I like to think that this is how Sir Alexander Fleming got his start - when something senescent in his fridge grew an interesting mold and he thought, "Hmmm, wonder what could I do with that?"
I'm continually finding these interesting science experiments lurking half eaten behind the first layer of food in my reefer. I get this particular affliction directly from my mother; a child of the Great Depression, she never threw any food away. She would carefully wrap six green beans and tenderly place them in the fridge from which I would excavate them, covered in pale grey fur, three months later.
When I married and left home, I usually visited my parents in Hawaii once a year. Tough duty, huh? Because I was living in Rochester, NY where spring comes only reluctantly toward the very end of May and retreats briskly in mid-August, these trips to Hawaii were like visiting an entirely different planet. To go in roughly twelve hours from wading in knee-deep snow to wading in 75 degree aquamarine water was almost a surreal experience. The reverse was deeply depressing.

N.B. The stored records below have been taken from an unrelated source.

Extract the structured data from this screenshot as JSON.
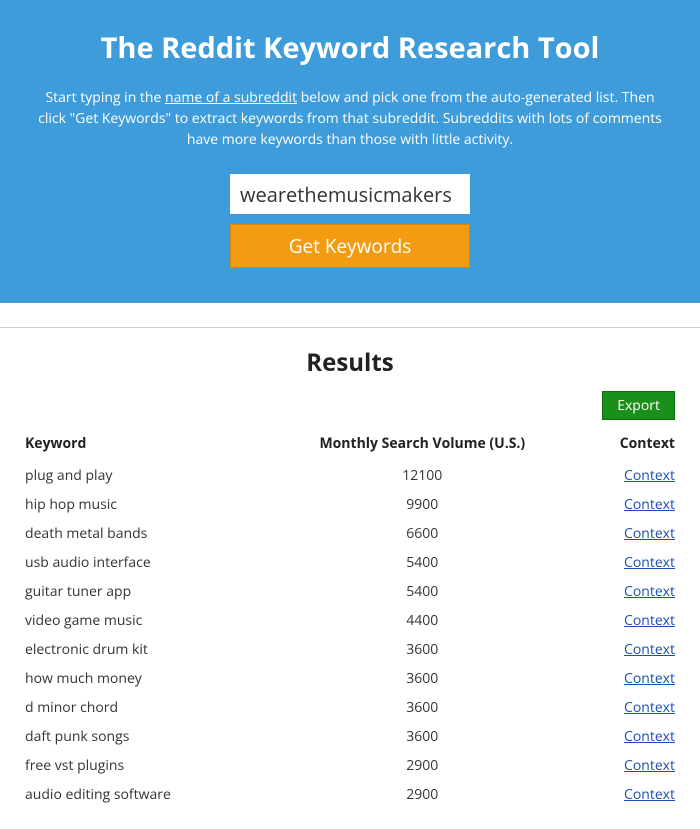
{
  "hero": {
    "title": "The Reddit Keyword Research Tool",
    "intro_before": "Start typing in the ",
    "intro_link": "name of a subreddit",
    "intro_after": " below and pick one from the auto-generated list. Then click \"Get Keywords\" to extract keywords from that subreddit. Subreddits with lots of comments have more keywords than those with little activity.",
    "input_value": "wearethemusicmakers",
    "button_label": "Get Keywords"
  },
  "results": {
    "heading": "Results",
    "export_label": "Export",
    "columns": {
      "keyword": "Keyword",
      "volume": "Monthly Search Volume (U.S.)",
      "context": "Context"
    },
    "context_link_label": "Context",
    "rows": [
      {
        "keyword": "plug and play",
        "volume": "12100"
      },
      {
        "keyword": "hip hop music",
        "volume": "9900"
      },
      {
        "keyword": "death metal bands",
        "volume": "6600"
      },
      {
        "keyword": "usb audio interface",
        "volume": "5400"
      },
      {
        "keyword": "guitar tuner app",
        "volume": "5400"
      },
      {
        "keyword": "video game music",
        "volume": "4400"
      },
      {
        "keyword": "electronic drum kit",
        "volume": "3600"
      },
      {
        "keyword": "how much money",
        "volume": "3600"
      },
      {
        "keyword": "d minor chord",
        "volume": "3600"
      },
      {
        "keyword": "daft punk songs",
        "volume": "3600"
      },
      {
        "keyword": "free vst plugins",
        "volume": "2900"
      },
      {
        "keyword": "audio editing software",
        "volume": "2900"
      }
    ]
  }
}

Yes, secretly - Mom became most indignant if she caught me pouring out the stinking milk or giving the old heave-ho to dessicated celery or shriveled and puckered tomatoes, accusing me of profligacy most foul. So, each morning before she was up, I'd sneak into the kitchen and hide one more slimy item underneath the refuse in the garbage can. Little did I realize that many years later her gene would express itself in me.

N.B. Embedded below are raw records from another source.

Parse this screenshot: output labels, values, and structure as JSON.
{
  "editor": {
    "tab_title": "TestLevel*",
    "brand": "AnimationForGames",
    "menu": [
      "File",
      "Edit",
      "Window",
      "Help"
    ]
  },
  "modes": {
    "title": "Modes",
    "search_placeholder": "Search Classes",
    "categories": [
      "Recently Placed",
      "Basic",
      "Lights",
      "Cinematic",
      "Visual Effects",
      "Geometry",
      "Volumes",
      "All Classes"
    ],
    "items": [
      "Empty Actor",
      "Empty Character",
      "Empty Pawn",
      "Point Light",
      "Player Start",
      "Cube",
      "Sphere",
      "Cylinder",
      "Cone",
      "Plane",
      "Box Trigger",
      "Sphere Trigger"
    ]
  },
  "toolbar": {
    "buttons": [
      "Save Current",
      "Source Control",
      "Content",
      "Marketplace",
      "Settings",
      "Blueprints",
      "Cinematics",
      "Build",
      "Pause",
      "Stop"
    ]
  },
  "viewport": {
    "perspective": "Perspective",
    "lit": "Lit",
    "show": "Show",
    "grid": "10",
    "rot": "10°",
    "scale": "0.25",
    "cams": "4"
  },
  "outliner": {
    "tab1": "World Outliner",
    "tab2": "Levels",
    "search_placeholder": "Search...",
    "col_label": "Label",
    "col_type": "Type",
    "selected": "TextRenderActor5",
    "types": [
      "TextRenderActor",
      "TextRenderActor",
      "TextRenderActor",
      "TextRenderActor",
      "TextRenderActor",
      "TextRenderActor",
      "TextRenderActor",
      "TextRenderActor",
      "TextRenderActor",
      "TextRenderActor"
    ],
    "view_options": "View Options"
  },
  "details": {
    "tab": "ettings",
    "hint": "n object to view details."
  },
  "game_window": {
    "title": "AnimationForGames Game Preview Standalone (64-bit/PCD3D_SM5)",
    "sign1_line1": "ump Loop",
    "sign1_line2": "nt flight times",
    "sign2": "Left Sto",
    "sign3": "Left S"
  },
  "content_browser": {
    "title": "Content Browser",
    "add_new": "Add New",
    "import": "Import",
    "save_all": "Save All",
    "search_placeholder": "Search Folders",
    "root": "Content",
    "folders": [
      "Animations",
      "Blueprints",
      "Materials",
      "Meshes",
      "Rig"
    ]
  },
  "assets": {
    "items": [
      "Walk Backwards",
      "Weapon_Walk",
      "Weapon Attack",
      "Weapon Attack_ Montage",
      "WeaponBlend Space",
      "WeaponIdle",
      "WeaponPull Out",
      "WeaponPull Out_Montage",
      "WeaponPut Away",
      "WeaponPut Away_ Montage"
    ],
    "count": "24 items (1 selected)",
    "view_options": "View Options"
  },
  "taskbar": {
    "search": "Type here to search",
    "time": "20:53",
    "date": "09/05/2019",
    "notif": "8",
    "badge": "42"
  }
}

This particular symphony in cream, yellow and turquoise was once Lemon Quark. I think it's a cure for the common cold, or athlete's foot, or some disease we haven't even named yet. If I'm lucky, it will be the cure for Alzheimer's, the early stages of which I have been accused of exhibiting. I call them Senior Moments; others have muttered about dementia as they shovel my two month-old casserole down the GDU.